ACTION ITEM: Would you return every entry, exactly as it is written?

** Opening MATERIAL SHOWN block **

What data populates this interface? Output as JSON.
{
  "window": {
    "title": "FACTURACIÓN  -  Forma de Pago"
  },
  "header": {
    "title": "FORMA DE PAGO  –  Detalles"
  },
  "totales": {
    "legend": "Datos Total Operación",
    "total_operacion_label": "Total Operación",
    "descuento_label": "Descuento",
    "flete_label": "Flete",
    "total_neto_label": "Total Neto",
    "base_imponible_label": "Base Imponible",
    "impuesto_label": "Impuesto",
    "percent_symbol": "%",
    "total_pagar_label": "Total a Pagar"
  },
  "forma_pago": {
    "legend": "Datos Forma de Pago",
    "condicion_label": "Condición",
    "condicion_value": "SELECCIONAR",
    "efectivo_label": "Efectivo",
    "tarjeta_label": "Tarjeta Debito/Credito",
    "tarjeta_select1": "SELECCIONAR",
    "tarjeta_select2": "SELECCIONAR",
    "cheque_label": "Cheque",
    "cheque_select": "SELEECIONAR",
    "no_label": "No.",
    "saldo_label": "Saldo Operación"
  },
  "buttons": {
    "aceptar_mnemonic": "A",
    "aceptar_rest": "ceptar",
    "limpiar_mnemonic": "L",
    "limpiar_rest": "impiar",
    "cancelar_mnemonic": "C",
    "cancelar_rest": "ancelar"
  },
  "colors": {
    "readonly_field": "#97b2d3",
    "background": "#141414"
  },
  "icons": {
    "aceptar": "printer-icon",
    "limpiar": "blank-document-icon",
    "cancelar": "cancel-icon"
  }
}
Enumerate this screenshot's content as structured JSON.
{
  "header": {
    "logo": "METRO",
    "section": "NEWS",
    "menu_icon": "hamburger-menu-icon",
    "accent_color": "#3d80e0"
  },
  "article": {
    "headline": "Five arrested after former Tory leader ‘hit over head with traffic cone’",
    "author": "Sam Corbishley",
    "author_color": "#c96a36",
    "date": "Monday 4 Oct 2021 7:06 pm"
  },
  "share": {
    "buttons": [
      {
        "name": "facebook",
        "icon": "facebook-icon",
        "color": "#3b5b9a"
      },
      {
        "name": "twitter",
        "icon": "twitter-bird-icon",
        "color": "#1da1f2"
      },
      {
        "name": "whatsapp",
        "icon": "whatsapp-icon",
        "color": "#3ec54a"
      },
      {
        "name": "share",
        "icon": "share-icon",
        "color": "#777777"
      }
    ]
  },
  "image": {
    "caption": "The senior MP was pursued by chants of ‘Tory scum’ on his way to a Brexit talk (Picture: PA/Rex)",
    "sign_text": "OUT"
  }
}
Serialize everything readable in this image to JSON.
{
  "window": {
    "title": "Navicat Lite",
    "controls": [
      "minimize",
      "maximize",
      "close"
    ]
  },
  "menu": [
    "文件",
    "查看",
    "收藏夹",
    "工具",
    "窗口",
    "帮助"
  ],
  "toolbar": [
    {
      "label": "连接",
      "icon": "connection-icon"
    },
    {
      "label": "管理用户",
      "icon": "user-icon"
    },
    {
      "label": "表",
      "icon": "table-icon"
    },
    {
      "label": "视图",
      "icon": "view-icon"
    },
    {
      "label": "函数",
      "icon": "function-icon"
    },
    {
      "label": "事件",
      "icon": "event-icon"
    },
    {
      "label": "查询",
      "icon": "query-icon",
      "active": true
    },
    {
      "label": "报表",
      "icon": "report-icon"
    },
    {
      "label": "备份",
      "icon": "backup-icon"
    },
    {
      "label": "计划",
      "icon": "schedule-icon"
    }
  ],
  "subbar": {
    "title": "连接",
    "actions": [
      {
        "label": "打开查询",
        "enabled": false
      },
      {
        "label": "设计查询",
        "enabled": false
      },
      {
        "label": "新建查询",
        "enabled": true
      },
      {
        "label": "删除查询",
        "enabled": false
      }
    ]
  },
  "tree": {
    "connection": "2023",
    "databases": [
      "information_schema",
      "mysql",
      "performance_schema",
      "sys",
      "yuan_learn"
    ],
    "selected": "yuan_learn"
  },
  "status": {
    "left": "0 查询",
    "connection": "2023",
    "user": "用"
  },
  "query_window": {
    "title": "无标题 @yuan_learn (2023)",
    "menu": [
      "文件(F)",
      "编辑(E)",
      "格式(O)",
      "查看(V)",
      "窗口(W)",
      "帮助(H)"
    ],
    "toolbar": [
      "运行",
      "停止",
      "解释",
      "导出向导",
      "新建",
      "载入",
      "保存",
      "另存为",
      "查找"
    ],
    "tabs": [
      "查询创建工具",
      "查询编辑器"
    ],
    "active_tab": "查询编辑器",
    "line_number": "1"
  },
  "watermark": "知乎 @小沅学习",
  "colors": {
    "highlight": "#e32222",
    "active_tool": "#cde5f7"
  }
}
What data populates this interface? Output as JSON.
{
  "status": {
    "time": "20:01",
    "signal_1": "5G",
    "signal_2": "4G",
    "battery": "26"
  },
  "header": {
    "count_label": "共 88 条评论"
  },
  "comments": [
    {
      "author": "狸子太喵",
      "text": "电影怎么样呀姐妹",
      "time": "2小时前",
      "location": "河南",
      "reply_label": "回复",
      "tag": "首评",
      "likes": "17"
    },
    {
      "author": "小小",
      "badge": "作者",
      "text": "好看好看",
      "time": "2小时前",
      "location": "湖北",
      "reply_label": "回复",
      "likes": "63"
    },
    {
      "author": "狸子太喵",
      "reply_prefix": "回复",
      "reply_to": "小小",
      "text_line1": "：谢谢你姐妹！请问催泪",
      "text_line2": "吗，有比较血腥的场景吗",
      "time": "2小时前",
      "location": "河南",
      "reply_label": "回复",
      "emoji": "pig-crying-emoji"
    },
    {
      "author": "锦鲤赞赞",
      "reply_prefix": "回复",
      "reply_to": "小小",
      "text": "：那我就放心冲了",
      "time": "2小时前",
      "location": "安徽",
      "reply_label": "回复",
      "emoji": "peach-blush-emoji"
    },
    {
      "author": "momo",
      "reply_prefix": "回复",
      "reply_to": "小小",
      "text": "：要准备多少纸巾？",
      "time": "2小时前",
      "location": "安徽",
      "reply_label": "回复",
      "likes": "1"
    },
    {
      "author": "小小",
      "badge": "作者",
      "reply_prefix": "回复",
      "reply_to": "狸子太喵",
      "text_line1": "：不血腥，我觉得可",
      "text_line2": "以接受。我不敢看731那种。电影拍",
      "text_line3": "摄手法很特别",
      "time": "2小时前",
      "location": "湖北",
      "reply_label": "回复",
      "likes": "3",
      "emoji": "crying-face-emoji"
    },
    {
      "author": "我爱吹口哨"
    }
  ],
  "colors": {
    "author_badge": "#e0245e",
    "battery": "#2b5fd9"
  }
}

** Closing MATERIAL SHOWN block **

ANSWER SPACE:
What data populates this interface? Output as JSON.
{
  "window": {
    "title": "FACTURACIÓN  -  Forma de Pago"
  },
  "header": {
    "title": "FORMA DE PAGO  –  Detalles"
  },
  "totales": {
    "legend": "Datos Total Operación",
    "total_operacion_label": "Total Operación",
    "descuento_label": "Descuento",
    "flete_label": "Flete",
    "total_neto_label": "Total Neto",
    "base_imponible_label": "Base Imponible",
    "impuesto_label": "Impuesto",
    "percent_symbol": "%",
    "total_pagar_label": "Total a Pagar"
  },
  "forma_pago": {
    "legend": "Datos Forma de Pago",
    "condicion_label": "Condición",
    "condicion_value": "SELECCIONAR",
    "efectivo_label": "Efectivo",
    "tarjeta_label": "Tarjeta Debito/Credito",
    "tarjeta_select1": "SELECCIONAR",
    "tarjeta_select2": "SELECCIONAR",
    "cheque_label": "Cheque",
    "cheque_select": "SELEECIONAR",
    "no_label": "No.",
    "saldo_label": "Saldo Operación"
  },
  "buttons": {
    "aceptar_mnemonic": "A",
    "aceptar_rest": "ceptar",
    "limpiar_mnemonic": "L",
    "limpiar_rest": "impiar",
    "cancelar_mnemonic": "C",
    "cancelar_rest": "ancelar"
  },
  "colors": {
    "readonly_field": "#97b2d3",
    "background": "#141414"
  },
  "icons": {
    "aceptar": "printer-icon",
    "limpiar": "blank-document-icon",
    "cancelar": "cancel-icon"
  }
}
Enumerate this screenshot's content as structured JSON.
{
  "header": {
    "logo": "METRO",
    "section": "NEWS",
    "menu_icon": "hamburger-menu-icon",
    "accent_color": "#3d80e0"
  },
  "article": {
    "headline": "Five arrested after former Tory leader ‘hit over head with traffic cone’",
    "author": "Sam Corbishley",
    "author_color": "#c96a36",
    "date": "Monday 4 Oct 2021 7:06 pm"
  },
  "share": {
    "buttons": [
      {
        "name": "facebook",
        "icon": "facebook-icon",
        "color": "#3b5b9a"
      },
      {
        "name": "twitter",
        "icon": "twitter-bird-icon",
        "color": "#1da1f2"
      },
      {
        "name": "whatsapp",
        "icon": "whatsapp-icon",
        "color": "#3ec54a"
      },
      {
        "name": "share",
        "icon": "share-icon",
        "color": "#777777"
      }
    ]
  },
  "image": {
    "caption": "The senior MP was pursued by chants of ‘Tory scum’ on his way to a Brexit talk (Picture: PA/Rex)",
    "sign_text": "OUT"
  }
}
Serialize everything readable in this image to JSON.
{
  "window": {
    "title": "Navicat Lite",
    "controls": [
      "minimize",
      "maximize",
      "close"
    ]
  },
  "menu": [
    "文件",
    "查看",
    "收藏夹",
    "工具",
    "窗口",
    "帮助"
  ],
  "toolbar": [
    {
      "label": "连接",
      "icon": "connection-icon"
    },
    {
      "label": "管理用户",
      "icon": "user-icon"
    },
    {
      "label": "表",
      "icon": "table-icon"
    },
    {
      "label": "视图",
      "icon": "view-icon"
    },
    {
      "label": "函数",
      "icon": "function-icon"
    },
    {
      "label": "事件",
      "icon": "event-icon"
    },
    {
      "label": "查询",
      "icon": "query-icon",
      "active": true
    },
    {
      "label": "报表",
      "icon": "report-icon"
    },
    {
      "label": "备份",
      "icon": "backup-icon"
    },
    {
      "label": "计划",
      "icon": "schedule-icon"
    }
  ],
  "subbar": {
    "title": "连接",
    "actions": [
      {
        "label": "打开查询",
        "enabled": false
      },
      {
        "label": "设计查询",
        "enabled": false
      },
      {
        "label": "新建查询",
        "enabled": true
      },
      {
        "label": "删除查询",
        "enabled": false
      }
    ]
  },
  "tree": {
    "connection": "2023",
    "databases": [
      "information_schema",
      "mysql",
      "performance_schema",
      "sys",
      "yuan_learn"
    ],
    "selected": "yuan_learn"
  },
  "status": {
    "left": "0 查询",
    "connection": "2023",
    "user": "用"
  },
  "query_window": {
    "title": "无标题 @yuan_learn (2023)",
    "menu": [
      "文件(F)",
      "编辑(E)",
      "格式(O)",
      "查看(V)",
      "窗口(W)",
      "帮助(H)"
    ],
    "toolbar": [
      "运行",
      "停止",
      "解释",
      "导出向导",
      "新建",
      "载入",
      "保存",
      "另存为",
      "查找"
    ],
    "tabs": [
      "查询创建工具",
      "查询编辑器"
    ],
    "active_tab": "查询编辑器",
    "line_number": "1"
  },
  "watermark": "知乎 @小沅学习",
  "colors": {
    "highlight": "#e32222",
    "active_tool": "#cde5f7"
  }
}
What data populates this interface? Output as JSON.
{
  "status": {
    "time": "20:01",
    "signal_1": "5G",
    "signal_2": "4G",
    "battery": "26"
  },
  "header": {
    "count_label": "共 88 条评论"
  },
  "comments": [
    {
      "author": "狸子太喵",
      "text": "电影怎么样呀姐妹",
      "time": "2小时前",
      "location": "河南",
      "reply_label": "回复",
      "tag": "首评",
      "likes": "17"
    },
    {
      "author": "小小",
      "badge": "作者",
      "text": "好看好看",
      "time": "2小时前",
      "location": "湖北",
      "reply_label": "回复",
      "likes": "63"
    },
    {
      "author": "狸子太喵",
      "reply_prefix": "回复",
      "reply_to": "小小",
      "text_line1": "：谢谢你姐妹！请问催泪",
      "text_line2": "吗，有比较血腥的场景吗",
      "time": "2小时前",
      "location": "河南",
      "reply_label": "回复",
      "emoji": "pig-crying-emoji"
    },
    {
      "author": "锦鲤赞赞",
      "reply_prefix": "回复",
      "reply_to": "小小",
      "text": "：那我就放心冲了",
      "time": "2小时前",
      "location": "安徽",
      "reply_label": "回复",
      "emoji": "peach-blush-emoji"
    },
    {
      "author": "momo",
      "reply_prefix": "回复",
      "reply_to": "小小",
      "text": "：要准备多少纸巾？",
      "time": "2小时前",
      "location": "安徽",
      "reply_label": "回复",
      "likes": "1"
    },
    {
      "author": "小小",
      "badge": "作者",
      "reply_prefix": "回复",
      "reply_to": "狸子太喵",
      "text_line1": "：不血腥，我觉得可",
      "text_line2": "以接受。我不敢看731那种。电影拍",
      "text_line3": "摄手法很特别",
      "time": "2小时前",
      "location": "湖北",
      "reply_label": "回复",
      "likes": "3",
      "emoji": "crying-face-emoji"
    },
    {
      "author": "我爱吹口哨"
    }
  ],
  "colors": {
    "author_badge": "#e0245e",
    "battery": "#2b5fd9"
  }
}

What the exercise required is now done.